Aberdeen’s weather is known for two things: the cold North Sea wind and the amount of light, or lack thereof, in summer and then winter respectively.
The average summer temperature is in the low 60s, but it is quite normal to experience temperatures in the high 50s. As a result, you will never need shorts and only rarely need short sleeved shirts or sandals.
Fall, or autumn as its exclusively called here, is quite lovely with beautiful, brilliant folliage. October tends to be a very wet month, so be prepared for lots of rain. Temperatures will average in the 50s, lower end as the season progresses.
Winter is not nearly as cold as you might expect with a longitude further north than Moscow, Russia. Snow is rare and usually occurs very late winter and into early spring. The winds are quite intense in the winter, often making it seem colder than it is. Temperatures rarely dip below freezing, usually hovering in the 40s.
Spring is generally cool although the burgeoning vegetation is stunning to behold and an excellent reminder that spring is indeed present. Again, you can expect a good deal of rain this time of year and even some early snowfall.

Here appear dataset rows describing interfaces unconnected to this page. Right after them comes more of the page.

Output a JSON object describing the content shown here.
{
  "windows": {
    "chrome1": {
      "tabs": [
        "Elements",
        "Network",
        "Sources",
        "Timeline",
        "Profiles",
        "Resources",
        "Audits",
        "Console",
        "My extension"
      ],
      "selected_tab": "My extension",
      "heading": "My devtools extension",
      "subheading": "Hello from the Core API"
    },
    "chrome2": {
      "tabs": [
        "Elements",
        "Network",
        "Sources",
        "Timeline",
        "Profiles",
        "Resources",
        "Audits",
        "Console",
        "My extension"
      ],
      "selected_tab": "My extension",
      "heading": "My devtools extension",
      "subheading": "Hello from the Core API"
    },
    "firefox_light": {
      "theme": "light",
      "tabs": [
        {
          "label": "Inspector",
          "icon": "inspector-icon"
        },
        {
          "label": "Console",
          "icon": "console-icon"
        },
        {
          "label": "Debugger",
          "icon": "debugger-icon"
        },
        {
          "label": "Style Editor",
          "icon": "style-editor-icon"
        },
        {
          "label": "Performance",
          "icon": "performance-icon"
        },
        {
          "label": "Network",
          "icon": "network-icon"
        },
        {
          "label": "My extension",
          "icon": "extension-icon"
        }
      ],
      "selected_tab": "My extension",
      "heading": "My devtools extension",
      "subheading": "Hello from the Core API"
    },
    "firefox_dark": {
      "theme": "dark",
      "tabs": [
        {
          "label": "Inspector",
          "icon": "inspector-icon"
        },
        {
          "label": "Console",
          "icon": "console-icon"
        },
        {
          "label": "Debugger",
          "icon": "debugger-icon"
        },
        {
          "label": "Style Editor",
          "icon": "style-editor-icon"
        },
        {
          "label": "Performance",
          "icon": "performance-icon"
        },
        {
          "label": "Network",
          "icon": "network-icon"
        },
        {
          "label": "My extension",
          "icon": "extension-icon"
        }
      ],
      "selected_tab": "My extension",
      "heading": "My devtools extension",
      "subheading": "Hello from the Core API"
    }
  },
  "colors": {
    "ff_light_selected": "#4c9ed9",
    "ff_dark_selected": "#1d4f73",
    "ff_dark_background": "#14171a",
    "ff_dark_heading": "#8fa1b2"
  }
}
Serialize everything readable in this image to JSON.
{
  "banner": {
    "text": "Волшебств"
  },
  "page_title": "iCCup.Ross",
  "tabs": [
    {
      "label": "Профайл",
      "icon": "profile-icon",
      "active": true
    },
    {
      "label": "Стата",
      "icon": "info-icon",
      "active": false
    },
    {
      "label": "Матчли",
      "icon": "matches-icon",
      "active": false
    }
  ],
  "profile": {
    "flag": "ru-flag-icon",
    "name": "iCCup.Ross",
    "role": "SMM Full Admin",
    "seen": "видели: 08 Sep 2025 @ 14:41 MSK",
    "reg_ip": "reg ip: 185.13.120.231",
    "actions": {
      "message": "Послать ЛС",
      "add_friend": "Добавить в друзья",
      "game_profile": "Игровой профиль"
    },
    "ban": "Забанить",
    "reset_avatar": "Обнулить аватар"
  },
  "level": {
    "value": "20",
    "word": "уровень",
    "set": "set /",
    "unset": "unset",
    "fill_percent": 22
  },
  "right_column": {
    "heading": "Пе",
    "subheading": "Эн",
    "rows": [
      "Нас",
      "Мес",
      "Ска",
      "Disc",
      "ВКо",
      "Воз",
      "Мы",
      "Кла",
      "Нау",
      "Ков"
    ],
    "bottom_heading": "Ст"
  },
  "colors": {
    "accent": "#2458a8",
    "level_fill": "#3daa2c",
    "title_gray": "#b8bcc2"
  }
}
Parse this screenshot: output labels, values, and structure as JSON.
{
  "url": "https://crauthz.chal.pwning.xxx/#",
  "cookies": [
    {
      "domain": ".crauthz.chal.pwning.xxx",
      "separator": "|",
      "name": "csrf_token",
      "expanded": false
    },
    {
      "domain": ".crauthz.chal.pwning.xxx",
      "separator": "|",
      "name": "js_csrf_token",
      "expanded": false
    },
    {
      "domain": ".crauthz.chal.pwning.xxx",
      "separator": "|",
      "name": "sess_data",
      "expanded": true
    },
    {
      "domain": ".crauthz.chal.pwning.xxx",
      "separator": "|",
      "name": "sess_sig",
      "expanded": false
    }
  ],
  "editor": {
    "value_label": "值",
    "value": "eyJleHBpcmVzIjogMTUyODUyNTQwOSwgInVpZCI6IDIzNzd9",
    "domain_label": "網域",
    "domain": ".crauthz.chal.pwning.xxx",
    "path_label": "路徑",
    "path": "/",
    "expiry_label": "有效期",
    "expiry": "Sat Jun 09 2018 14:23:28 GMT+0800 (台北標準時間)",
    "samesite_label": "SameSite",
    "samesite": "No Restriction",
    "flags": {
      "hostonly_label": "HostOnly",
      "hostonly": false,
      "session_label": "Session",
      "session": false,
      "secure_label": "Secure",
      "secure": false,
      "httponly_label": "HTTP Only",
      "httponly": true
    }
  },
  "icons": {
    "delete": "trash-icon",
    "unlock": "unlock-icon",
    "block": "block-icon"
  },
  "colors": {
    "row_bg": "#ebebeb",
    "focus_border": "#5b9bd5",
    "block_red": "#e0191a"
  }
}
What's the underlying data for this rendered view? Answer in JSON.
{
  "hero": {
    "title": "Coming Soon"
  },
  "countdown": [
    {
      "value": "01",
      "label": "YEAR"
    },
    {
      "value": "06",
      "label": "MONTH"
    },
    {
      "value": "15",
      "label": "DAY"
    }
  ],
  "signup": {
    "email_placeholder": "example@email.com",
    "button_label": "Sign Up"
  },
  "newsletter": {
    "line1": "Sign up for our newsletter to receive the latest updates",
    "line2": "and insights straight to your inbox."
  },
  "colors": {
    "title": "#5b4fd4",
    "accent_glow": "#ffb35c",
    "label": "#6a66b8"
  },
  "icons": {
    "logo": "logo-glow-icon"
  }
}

The amount of light change year round is like nothing else you will ever experience. Summer days begin just after 4am, necessitating most to purchase blackout blinds in order to get a full night’s sleep, and ending with sunsets around 10:30pm. As much light as summer holds, winter is exactly the opposite. On the shortest day of the year, the sun finally rises after 9am and sets around 3:30pm for only 5+ hours of daylight. Many people find the dark winters a difficult time due to the lack of sunlight, especially if they are accustomed to very sunny climates. There is an actual condition, Seasonal Affective Disorder or SAD, which can occur when a person is not exposed to enough light. It is much more common in the Nordic and northern Celtic regions, where as much as 20% of the population may be affected during the winter. The situation can be exacerbated by consistent cloud cover as well. Be aware of your own typical reactions to weather and light and keep this in mind as you adjust to life this far north.